Prompt:
Among the entries below, please show each line that carries the word "icon".

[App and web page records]
#####

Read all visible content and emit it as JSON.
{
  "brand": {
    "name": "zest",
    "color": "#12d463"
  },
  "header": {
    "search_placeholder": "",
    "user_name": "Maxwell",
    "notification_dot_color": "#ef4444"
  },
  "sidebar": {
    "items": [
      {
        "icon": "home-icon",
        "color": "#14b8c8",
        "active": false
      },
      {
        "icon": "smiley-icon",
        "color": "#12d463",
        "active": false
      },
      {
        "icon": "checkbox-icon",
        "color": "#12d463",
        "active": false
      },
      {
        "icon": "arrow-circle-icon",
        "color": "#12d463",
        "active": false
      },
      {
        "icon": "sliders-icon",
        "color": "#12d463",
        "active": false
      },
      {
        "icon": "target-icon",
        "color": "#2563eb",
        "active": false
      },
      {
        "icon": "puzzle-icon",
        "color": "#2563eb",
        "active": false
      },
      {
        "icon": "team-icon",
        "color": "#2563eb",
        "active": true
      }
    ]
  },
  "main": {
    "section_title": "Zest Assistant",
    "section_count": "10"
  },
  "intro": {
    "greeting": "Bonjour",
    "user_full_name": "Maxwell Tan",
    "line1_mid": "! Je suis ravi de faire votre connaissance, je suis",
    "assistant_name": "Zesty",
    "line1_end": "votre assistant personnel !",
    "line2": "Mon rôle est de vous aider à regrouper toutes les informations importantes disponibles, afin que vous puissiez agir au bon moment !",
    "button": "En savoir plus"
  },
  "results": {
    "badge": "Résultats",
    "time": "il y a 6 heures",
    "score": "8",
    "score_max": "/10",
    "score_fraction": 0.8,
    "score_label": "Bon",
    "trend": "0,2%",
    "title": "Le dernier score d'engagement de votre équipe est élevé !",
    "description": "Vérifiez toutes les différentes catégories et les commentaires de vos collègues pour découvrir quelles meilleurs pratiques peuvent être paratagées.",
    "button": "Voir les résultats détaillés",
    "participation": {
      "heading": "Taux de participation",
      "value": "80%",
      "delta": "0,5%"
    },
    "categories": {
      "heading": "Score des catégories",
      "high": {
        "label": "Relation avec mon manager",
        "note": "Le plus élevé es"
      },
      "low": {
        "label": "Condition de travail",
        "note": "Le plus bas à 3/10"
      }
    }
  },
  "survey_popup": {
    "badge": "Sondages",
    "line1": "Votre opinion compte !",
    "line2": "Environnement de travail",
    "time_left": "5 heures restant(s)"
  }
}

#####

Written answer:
        "icon": "home-icon",
        "icon": "smiley-icon",
        "icon": "checkbox-icon",
        "icon": "arrow-circle-icon",
        "icon": "sliders-icon",
        "icon": "target-icon",
        "icon": "puzzle-icon",
        "icon": "team-icon",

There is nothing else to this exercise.